At their core, most of our projects begin with the simple yet effective process of listening. We listen to our clients to understand their vision for their project, and then we help them expand and refine their vision based on our expertise. These projects tend to follow fairly conventional patterns for development, such as a park that backs up to a local neighborhood, or a commercial tract located along a major highway. But every once in a while, we find a client with a vision that breaks the mold for typical development patterns. Such is the case with the Chattahoochee Hill Country.
Just twenty minutes from Atlanta’s Hartsfield Jackson International Airport, the world’s busiest airport, lies 40,000 acres of virtually undeveloped land consisting of woods and pastures, rock outcrops, and creeks that abut the Chattahoochee River. It is practically unheard of for this type of bucolic countryside to exist adjacent to the sprawling metroplex of Atlanta. But the Chattahoochee Hill Country does not exist in its pastoral state simply by chance; rather, it took a concerted and innovative effort to preserve the character of this pristine area while at the same time providing a blueprint for future development.
In 2002, led by a group of visionary landowners determined to guard their dark night skies, two-lane roads, and country way of life, the Chattahoochee Hill Country Alliance took notice of the suburban development that was happening in other areas of Atlanta. They knew that cul-de-sac sub-divisions and strip shopping centers were not the answer they were seeking. They wanted something unique – something that allowed for development to occur but that did not impact the pastoral qualities of the neighborhoods they so dearly loved. They studied various other plans that had been developed in other states and determined that there was an answer to their dilemma.
The roughly 40,000 acres/63 square miles of the Chattahoochee Hill Country was held by a total of about 700 landowners. The existing zoning on the land was mostly agricultural, which allowed a total density of one unit per acre. Even at this level of density, there was the potential for approximately 31,000 more residential units to be added to the Chattahoochee Hill Country over time. In a series of public meetings lead by our team, it was determined that a rezoning was not in their best interest – after all, rezoning is precisely what lead to the typical suburban development patterns they were trying to avoid. Instead, we worked with the landowners to create a combination of community planning tools that would achieve a distinct balance between preservation and development.
The most unique tool that was chosen to guide development of the Chattahoochee Hill Country is the Transfer of Development Rights (TDR). The TDR balances three key priorities: preserving large amount of land, encouraging development in certain selected areas, and allowing landowners to capitalize on the value of their land. First, a landowner decides to sell his or her development rights on a per-acre basis via TDR credits. The landowner’s land is called the sending area. A developer purchases the TDR credits from the landowner and uses the credit to secure land in one of three designated development pods, also known as receiving areas.
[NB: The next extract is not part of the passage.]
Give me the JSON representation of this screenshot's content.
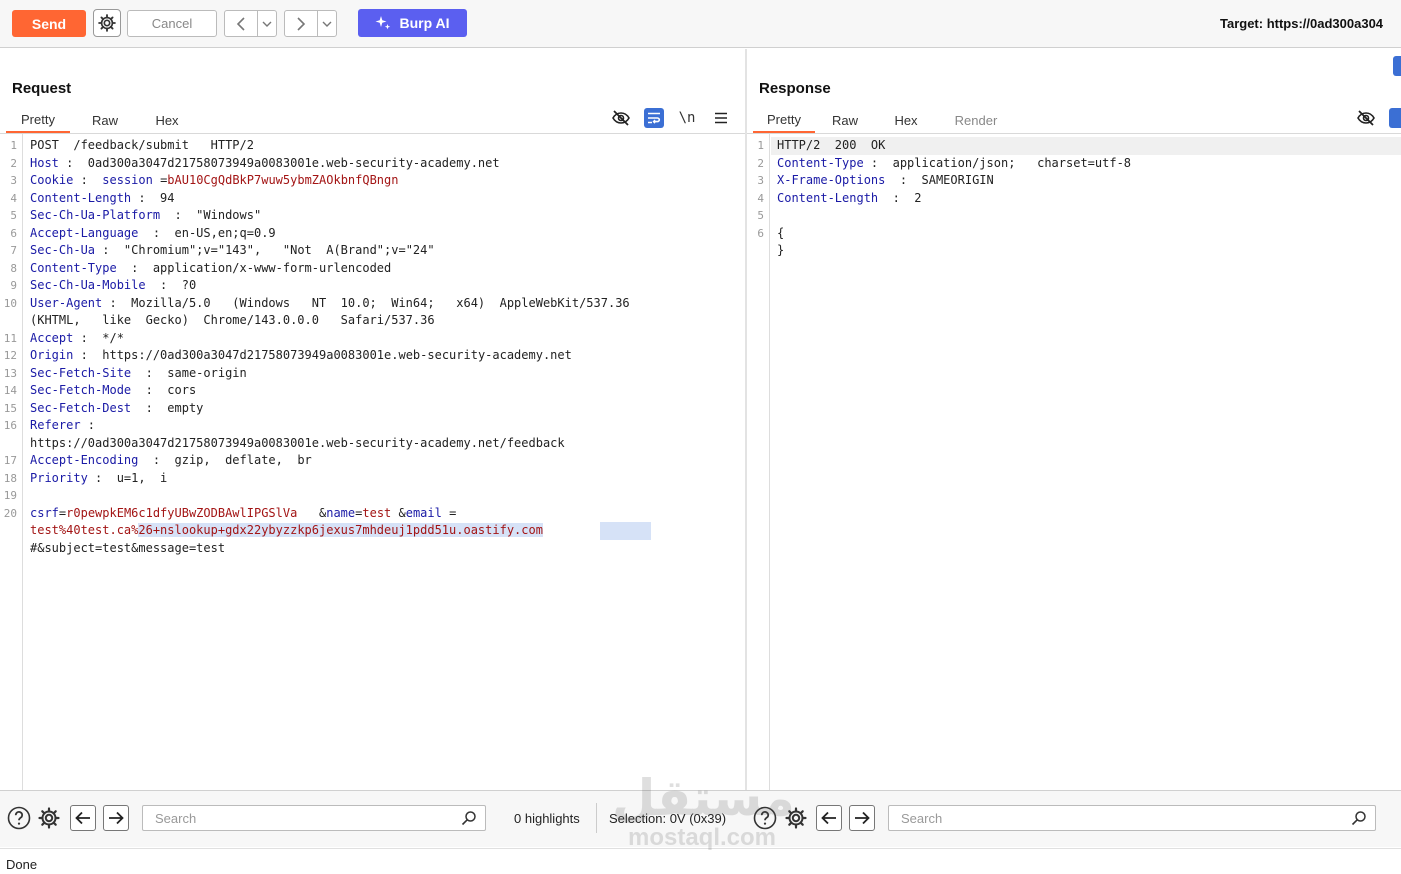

A conservation easement is then placed over the sending area that protects it from future development, while higher-density development is allowed to occur in the receiving area/development pod. With careful planning, the development pods were integrated into the landscape so that they were tucked away out of sight from major roadways.
Another development option was also created for landowners who hold larger tracts of land (200 acres minimum), where they can choose to develop a “hamlet” with the provision that at least 60% of the land is placed under a conservation easement. The first and most successful hamlet development was Serenbe, a series of smaller developments centered around a village common, much like the English country villages. This project is located on approximately 1,000 acres of land (75% of which are preserved) and has its own non-chemical, low-energy consuming sewage treatment facility. Hamlets do not require the purchase of TDRs, provided they follow the conditions of development.
In the ensuing fifteen years since the adoption of their master plan, the Chattahoochee Hill Country (now known as the City of Chattahoochee Hills) has indeed retained its bucolic nature and is still the draw to its citizens that it always has been. Development in the area, such as Serenbe, has proven to be not only a good neighbor, but also an example of how a different kind of greenfield development can be successful in urban areas.
Note: The Chattahoochee Hill Country Community Master Plan was completed by Kerry Blind while working for the firm he founded, Ecos Environmental Design. Kerry has since sold his firm and is now Vice President and Principal-in-Charge of RVi’s Atlanta office.